StewartBrown’s financial report for the 2021 financial year, which is based on surveys of 1,277 aged care homes and 53,559 home care packages from all around Australia, reveals a sector in continued decline, with real questions about sustainability.
“Homes in all locations, including metropolitan, regional and remote locations are making operating losses, which is unsustainable in the longer term,” the report states. Next year is also shaping up to be “challenging”, the report’s authors predict.
“Additional specific targeted funding and structural reform is required,” they said.
The average operating loss for all residential aged care homes was $8.43 per bed per day (pbd), excluding net COVID-19 funding support which is unlikely to continue. The result compares with an operating loss of $6.90 pbd during the 2020 financial year, meaning a deterioration of $1.53 pbd over the year.

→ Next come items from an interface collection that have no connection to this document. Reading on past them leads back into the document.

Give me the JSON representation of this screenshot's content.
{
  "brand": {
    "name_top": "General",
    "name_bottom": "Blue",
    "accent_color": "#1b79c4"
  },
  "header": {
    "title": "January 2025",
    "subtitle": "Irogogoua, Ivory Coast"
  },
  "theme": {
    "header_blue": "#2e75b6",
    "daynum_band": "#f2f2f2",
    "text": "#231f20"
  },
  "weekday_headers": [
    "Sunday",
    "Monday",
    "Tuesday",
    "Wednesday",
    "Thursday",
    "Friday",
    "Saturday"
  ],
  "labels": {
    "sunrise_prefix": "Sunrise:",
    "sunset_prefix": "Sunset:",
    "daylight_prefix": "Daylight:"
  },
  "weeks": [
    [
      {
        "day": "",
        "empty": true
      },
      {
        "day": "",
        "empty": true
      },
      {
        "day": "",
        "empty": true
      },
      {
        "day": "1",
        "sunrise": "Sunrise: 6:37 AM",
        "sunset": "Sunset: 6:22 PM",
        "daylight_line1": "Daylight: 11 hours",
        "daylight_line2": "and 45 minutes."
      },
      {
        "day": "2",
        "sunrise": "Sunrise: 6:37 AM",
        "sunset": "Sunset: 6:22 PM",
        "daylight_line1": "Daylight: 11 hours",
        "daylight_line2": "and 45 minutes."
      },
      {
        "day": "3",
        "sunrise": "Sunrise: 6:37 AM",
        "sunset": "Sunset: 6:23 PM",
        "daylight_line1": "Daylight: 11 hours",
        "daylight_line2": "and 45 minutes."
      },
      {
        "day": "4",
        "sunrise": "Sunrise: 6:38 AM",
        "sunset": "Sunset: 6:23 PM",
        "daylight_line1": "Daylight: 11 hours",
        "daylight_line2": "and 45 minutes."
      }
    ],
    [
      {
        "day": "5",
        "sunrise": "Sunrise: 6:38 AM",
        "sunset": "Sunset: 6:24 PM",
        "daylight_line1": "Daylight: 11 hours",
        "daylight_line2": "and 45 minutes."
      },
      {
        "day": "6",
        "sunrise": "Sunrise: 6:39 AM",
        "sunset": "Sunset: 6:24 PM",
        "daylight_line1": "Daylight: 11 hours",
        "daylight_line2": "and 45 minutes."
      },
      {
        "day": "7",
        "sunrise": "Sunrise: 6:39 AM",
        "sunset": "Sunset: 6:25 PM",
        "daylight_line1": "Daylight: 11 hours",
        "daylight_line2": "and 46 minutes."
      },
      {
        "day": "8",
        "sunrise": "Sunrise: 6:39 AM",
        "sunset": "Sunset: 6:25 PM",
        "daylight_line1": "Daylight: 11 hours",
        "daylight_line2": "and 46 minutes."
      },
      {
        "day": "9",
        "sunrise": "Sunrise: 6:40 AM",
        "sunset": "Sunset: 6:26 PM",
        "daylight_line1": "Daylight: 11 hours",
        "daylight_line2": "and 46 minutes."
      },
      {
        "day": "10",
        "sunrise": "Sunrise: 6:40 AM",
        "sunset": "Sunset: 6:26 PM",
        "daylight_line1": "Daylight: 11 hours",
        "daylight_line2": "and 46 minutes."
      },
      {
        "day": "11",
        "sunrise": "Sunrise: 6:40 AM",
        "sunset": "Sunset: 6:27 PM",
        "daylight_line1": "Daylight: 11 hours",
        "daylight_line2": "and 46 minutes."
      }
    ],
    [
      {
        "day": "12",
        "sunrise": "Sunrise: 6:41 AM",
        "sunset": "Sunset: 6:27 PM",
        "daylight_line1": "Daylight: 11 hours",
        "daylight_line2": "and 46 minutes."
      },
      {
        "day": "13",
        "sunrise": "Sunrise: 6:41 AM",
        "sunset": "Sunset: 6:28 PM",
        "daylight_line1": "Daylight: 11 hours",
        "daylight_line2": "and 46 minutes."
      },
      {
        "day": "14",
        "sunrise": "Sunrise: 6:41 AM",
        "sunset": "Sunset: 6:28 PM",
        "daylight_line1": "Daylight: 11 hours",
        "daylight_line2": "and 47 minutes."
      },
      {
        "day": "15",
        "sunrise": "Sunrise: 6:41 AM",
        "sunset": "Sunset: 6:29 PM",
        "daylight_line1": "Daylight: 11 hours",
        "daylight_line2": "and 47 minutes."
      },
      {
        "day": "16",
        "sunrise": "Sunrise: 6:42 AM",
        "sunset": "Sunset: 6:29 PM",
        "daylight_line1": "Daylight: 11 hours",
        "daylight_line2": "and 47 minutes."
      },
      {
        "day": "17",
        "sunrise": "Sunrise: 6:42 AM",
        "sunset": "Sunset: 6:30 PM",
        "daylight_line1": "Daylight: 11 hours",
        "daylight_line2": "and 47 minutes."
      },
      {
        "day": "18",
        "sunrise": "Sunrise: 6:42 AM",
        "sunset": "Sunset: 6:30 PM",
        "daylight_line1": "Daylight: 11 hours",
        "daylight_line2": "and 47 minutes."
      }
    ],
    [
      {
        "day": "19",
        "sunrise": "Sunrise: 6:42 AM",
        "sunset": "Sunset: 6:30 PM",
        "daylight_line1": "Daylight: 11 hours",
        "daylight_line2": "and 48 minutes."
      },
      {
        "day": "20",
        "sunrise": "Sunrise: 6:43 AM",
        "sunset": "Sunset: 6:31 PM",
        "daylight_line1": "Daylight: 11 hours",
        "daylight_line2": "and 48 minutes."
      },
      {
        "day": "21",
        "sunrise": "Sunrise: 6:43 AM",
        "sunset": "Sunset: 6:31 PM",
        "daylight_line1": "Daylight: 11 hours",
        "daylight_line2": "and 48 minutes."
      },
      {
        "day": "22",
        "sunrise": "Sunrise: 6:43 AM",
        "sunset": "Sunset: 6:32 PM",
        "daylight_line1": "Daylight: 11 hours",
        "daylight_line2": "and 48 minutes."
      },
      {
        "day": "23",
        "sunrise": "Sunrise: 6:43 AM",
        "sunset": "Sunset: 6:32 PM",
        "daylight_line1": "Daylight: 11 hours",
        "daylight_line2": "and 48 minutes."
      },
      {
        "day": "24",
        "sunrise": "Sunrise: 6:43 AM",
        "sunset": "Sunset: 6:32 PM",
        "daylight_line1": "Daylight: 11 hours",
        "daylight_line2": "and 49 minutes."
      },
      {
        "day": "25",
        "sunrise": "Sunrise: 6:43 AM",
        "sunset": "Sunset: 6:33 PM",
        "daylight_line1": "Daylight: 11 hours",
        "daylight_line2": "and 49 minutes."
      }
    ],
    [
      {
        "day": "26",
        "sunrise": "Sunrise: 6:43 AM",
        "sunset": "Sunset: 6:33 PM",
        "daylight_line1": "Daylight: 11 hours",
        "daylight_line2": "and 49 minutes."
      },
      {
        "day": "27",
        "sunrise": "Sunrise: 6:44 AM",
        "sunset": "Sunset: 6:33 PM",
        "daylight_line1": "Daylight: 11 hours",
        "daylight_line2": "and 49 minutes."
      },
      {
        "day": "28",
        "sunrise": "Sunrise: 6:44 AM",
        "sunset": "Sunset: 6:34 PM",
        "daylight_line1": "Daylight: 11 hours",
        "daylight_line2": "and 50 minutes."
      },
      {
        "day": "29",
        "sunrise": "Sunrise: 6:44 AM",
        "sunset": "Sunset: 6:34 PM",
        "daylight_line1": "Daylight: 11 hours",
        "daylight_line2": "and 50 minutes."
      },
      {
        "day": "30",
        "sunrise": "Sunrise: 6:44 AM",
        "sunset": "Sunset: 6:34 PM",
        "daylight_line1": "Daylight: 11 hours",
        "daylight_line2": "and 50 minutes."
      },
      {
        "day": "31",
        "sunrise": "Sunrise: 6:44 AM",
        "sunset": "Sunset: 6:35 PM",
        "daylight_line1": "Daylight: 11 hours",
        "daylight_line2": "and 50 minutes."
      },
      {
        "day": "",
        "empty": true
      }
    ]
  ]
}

In the 2021 financial year, the direct costs of providing everyday living services (excluding administration costs) exceeded the revenue by $9.78 pbd (compared to $9.20 pbd in 2020). However, with administration costs included – such as procurement, payroll, rosters, accounts, quality control, insurances, human resources and corporate costs – the loss increases to a worrying $22.29 pbd.
However, a portion of these funds will be required for the additional costs of showing the requirements of the supplement have been met: providers must show that the quality and nutritional component of their food is meeting expectations and is improving.
Metropolitan homes also received lower COVID-19 funding, and regional and remote homes benefited from the 30% viability supplement.
Metropolitan homes made an operating loss of $8.83 per bed day, compared to an operating loss of $8.00 per bed day for inner regional and $6.32 per bed day for rural and remote homes.
The growth in revenue did not keep pace with rising costs.
The government’s indexation increase of 1.1% was not enough to cover the 0.5% increase in the Superannuation Guarantee Scheme, wage award increases of between 1.75% and 3.5%, and an inflation rate of 3.8% for June year.
An increased compliance burden is also adding to providers’ costs, and are likely to continue to do so in 2022 due to the increased compliance burden of the Quality and Safety Standards, Serious Incident Response Scheme, COVID-19, ACFR reporting, and greater scrutiny of direct care staffing costs.
Medium-sized homes performed best. Homes with more than 100 beds recorded a loss of $10.35 pbd, compared with a loss of $6.01 for 80-100 bed homes and $8.47 for 60-80 bed homes. This may in part be due to the fact that larger homes tend to accept a greater range of residents, whereas smaller homes may focus on residents of a specific cohort.
The worst-performing homes are performing worse than ever, with the bottom 75% of homes (based on financial performance, a worrying 872 homes) recording an average loss of $18.38 per bed day, a deterioration of $1.19 per bed day compared to the previous year.
However, more is needed. The government has mandated a minimum of 200 minutes of direct care per resident per day, which will require an increase of 24.19 minutes of staffing per day from 2021 staffing levels – a 13.8% increase.
“To achieve this mandated level will require additional direct care staff to be employed,” the report states. “This will be a significant challenge for the sector, particularly in regional, rural and remote locations where registered nurse availability is at a premium.”
An average of $33.09 per resident per day is spent on food, food preparation and the serving of food, up from $32.00 in 2020.
The surveys found that 63% of providers operate their own kitchen, while 12% use contract food suppliers with their own on-site kitchen to prepare meals.
In the home care sector, operating results improved during the 2021 financial year, however, this was largely driven by reduced direct care staff costs and lower hours of care.
Revenue per client per day rose to $72.08 from $71.08 in 2020. The operating results per client per day increased to $6.05, up from $3.59 the previous year.
Unspent funds remain a significant problem in the home care sector, soaring to an average of $9,855 per consumer and a shocking $1.6 billion in total, representing funds tied up and unable to be used for care.
The large differences in funding between each package is “a major contributor to the exponential increase in unspent (unutilised) subsidy funding,” the report notes. The matter requires urgent reform, the report’s authors note.